Artist Interviews 2022
By Laura Siebold
David Hollier is a practicing artist and is best known for his “imago verbosa” (drawing with words) series. Blending images and words by weaving together portraitures of famous personalities with some of their most well-known statements, David successfully moves his art into a category that cannot be easily defined, or categorized.
Hollier’s gallery New Apostle Gallery first opened in Britain to promote his own art, but now, adding its US branch, represents various other artists that are unified in their common dedication to art as a life mission. Read on to learn more about David Hollier’s art.
David, I discovered your work at The LA Art Show in January 2022 and was fascinated by your “imago verbosa” (drawing with words) series. How did you get the idea to blend portraits of political and cultural items and their famous words in a single image? How long have you been working on this technique?
I started making images with words about 2009. Previously I had been experimenting with creating images solely out of a group of parallel lines, where the image was darker the line was thicker. Then I decided to use text instead where the image was darker, so the text was more concentrated.
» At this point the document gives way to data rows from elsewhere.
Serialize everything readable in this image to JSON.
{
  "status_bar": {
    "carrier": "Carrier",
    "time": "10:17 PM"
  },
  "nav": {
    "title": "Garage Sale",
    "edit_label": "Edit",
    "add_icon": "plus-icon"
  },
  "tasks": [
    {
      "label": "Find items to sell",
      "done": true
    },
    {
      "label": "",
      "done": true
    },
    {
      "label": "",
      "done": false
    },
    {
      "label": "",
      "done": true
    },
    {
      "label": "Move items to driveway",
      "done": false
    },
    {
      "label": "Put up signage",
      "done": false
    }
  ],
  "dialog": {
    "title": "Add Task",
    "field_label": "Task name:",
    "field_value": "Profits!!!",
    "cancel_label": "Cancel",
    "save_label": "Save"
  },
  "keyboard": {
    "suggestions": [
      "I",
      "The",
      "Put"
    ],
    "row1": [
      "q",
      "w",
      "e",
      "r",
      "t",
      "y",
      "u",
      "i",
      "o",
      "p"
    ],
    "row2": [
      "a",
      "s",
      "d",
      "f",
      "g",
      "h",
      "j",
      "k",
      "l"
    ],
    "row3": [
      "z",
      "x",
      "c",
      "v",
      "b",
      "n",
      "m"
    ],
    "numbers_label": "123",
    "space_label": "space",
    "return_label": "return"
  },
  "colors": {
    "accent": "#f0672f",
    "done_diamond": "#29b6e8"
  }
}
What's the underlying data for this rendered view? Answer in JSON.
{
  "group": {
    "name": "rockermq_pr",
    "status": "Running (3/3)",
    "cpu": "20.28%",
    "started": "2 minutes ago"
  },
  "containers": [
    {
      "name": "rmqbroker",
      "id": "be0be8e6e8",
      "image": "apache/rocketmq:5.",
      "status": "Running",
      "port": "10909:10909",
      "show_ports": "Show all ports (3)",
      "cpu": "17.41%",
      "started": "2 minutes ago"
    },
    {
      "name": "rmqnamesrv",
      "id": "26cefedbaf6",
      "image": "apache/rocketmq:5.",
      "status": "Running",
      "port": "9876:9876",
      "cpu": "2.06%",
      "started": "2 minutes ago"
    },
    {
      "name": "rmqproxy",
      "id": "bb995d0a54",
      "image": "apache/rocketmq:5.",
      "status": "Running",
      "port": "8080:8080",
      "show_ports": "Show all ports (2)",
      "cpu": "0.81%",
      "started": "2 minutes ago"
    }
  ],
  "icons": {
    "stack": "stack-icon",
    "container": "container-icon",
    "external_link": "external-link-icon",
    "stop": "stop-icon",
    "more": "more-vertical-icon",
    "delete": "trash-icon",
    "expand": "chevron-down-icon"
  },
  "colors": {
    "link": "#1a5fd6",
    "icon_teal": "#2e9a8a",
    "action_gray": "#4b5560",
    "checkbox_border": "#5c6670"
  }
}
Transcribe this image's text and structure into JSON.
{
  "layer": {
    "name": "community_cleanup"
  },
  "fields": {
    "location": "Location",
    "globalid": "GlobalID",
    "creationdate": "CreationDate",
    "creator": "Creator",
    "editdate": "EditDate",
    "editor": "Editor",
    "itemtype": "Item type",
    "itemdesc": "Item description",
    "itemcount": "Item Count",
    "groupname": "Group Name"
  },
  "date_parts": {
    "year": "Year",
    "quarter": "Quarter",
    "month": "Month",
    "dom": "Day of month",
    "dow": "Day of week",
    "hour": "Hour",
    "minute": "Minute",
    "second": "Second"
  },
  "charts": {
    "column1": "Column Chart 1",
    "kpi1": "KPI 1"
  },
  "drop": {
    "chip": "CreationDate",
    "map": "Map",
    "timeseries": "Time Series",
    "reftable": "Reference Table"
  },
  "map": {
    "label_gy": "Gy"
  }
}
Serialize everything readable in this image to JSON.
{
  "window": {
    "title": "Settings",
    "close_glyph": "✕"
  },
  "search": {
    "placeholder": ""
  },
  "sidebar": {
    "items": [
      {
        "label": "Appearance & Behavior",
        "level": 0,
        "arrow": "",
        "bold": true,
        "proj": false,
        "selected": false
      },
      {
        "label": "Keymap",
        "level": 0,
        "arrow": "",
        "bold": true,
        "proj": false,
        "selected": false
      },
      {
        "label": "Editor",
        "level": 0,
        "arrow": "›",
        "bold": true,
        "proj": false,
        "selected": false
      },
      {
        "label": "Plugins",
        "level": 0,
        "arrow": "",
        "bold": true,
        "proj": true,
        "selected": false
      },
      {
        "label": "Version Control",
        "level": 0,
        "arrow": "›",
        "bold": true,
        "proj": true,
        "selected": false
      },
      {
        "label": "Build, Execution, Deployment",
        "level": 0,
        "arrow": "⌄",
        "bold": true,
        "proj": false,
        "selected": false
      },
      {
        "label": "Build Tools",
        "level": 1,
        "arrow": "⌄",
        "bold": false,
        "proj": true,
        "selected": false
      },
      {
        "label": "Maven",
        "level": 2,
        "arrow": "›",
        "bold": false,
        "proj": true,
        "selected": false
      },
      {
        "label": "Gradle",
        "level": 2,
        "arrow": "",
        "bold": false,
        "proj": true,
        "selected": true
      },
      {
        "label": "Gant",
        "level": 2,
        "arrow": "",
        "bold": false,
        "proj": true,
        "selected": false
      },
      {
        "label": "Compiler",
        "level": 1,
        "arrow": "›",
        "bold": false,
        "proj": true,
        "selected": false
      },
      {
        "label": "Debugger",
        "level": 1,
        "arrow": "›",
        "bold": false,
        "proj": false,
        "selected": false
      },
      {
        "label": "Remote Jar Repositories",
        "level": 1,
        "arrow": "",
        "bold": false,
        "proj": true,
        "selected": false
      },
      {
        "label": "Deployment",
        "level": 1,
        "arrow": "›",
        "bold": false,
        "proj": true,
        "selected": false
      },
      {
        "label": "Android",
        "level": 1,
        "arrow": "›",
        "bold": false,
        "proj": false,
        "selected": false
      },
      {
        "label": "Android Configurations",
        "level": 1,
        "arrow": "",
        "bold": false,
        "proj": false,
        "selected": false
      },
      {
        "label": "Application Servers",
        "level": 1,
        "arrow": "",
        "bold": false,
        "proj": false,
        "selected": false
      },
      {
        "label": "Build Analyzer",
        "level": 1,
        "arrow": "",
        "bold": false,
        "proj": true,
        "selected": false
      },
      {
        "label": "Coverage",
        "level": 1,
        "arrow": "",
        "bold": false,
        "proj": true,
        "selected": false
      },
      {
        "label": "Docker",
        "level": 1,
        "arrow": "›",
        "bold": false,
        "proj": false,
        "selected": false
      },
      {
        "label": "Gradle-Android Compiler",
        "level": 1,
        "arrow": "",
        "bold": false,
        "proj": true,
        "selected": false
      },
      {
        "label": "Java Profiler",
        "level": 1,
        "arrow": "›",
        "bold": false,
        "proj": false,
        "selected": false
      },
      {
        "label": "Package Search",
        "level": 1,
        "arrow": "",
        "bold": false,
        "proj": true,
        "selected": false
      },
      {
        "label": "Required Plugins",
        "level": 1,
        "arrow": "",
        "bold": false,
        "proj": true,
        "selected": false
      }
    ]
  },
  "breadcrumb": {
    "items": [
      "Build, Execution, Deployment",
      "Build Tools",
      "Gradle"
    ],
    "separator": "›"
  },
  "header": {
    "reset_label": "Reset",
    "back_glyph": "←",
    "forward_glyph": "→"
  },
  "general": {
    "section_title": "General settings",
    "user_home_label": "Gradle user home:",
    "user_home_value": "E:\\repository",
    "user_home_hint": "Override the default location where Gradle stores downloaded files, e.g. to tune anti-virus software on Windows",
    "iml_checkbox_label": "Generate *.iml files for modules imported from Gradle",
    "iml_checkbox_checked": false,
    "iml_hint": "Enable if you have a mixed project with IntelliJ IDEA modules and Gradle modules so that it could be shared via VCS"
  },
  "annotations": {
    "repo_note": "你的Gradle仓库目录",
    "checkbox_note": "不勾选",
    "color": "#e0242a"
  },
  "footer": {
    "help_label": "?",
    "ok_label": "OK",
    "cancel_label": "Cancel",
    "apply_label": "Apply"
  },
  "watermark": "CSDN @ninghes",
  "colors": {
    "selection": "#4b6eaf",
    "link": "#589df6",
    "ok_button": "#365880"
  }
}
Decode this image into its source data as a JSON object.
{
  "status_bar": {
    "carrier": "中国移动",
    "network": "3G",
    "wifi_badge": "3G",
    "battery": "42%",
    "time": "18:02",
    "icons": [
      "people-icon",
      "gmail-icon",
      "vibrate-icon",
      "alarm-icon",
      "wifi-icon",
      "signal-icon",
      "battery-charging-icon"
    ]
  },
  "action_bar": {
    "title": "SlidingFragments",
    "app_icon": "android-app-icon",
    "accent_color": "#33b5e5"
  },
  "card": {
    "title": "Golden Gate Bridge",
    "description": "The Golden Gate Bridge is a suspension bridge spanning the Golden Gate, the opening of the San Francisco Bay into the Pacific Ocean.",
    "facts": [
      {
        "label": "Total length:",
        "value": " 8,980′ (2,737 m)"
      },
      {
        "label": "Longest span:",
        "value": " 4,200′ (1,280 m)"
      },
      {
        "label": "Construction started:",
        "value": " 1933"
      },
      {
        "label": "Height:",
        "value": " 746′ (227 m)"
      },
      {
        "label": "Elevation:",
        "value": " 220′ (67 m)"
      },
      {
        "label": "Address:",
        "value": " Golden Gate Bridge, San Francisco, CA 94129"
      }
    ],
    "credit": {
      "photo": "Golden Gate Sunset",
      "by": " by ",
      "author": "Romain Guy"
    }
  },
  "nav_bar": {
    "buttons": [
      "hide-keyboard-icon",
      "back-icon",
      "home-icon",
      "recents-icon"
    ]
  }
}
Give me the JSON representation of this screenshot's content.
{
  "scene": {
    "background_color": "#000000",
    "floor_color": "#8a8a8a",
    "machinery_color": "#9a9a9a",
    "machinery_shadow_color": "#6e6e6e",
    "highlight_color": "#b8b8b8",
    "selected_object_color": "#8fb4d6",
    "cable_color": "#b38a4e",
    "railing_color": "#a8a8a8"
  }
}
In 2010, I was commissioned to paint a portrait of a friend for his 40th birthday, so I decided to make his portrait from text about his life, from birth to 40. It was very well received, and I realized I was on to something.
How do you choose which words you want to utilize for the “imago verbosa” series?
The initial concept was marrying iconic images with iconic words, whether that be speeches, prose, or songs.
Did you have an artistic upbringing? How would you describe the role of the artist in modern times? Elaborate.
Whilst I would say I come from a very creative family, art was considered a pastime, not a vocation. But for me, it was all I wanted to do. When I was 4, my father drew me a picture of 3 dinosaurs. I was transfixed, to me, they were so real. All I wanted to do was draw. When I was 10, my aunt taught me to paint with watercolor, now all I wanted to do was draw and paint. I'm very happy to say that's what I do.
Would you characterize your art as political or sociocritical?
I see it more as culturally relevant, but I guess some of it is social criticism.
Where do you position yourself as an artist? What can we learn from interacting with your art?
I'm a practicing artist, and very pleased to be able to do what I do. I have always been smitten by the idea that people have my artwork in their possession, hopefully on their walls, and that it brings them some joy and entertainment.
You’ve created several large-scale murals throughout your career. How do you choose the locations for those murals and what has been the most important one you’ve done so far?
I love the challenge of large-scale work, also I studied as a public artist, so a lot of my early career was creating and painting murals. The next one is and always will be the most important one.
New Apostle Gallery represents your art internationally. Is your art perceived differently in different countries?
I set up New Apostle Gallery so I could do an art fair in Miami in 2014, but then the first physical venue where I did an exhibition was in Stroud, England. Since then, I've mainly concentrated on the US market, being based in NYC for the past 20 years. I do have an international following but I think that mainly comes from all the shows I've done in Miami during Art Basel in December , which draws a huge international audience.
Do you have boundaries when it comes to portraying famous personalities? How do you decide which personality to portray next?
Initially, I painted people that had an impact on my life. Now a good percentage of my work comes from commissions.
Have you ever faced drawbacks in your career?
Not really. However, I'm not very good at the business side of things, which is so important these days.
Life on Earth is ephemeral, but art has the power to transcend time. What do you wish to be your artistic legacy?
Most of my work is in people's homes, but I'd love to see some in museums also.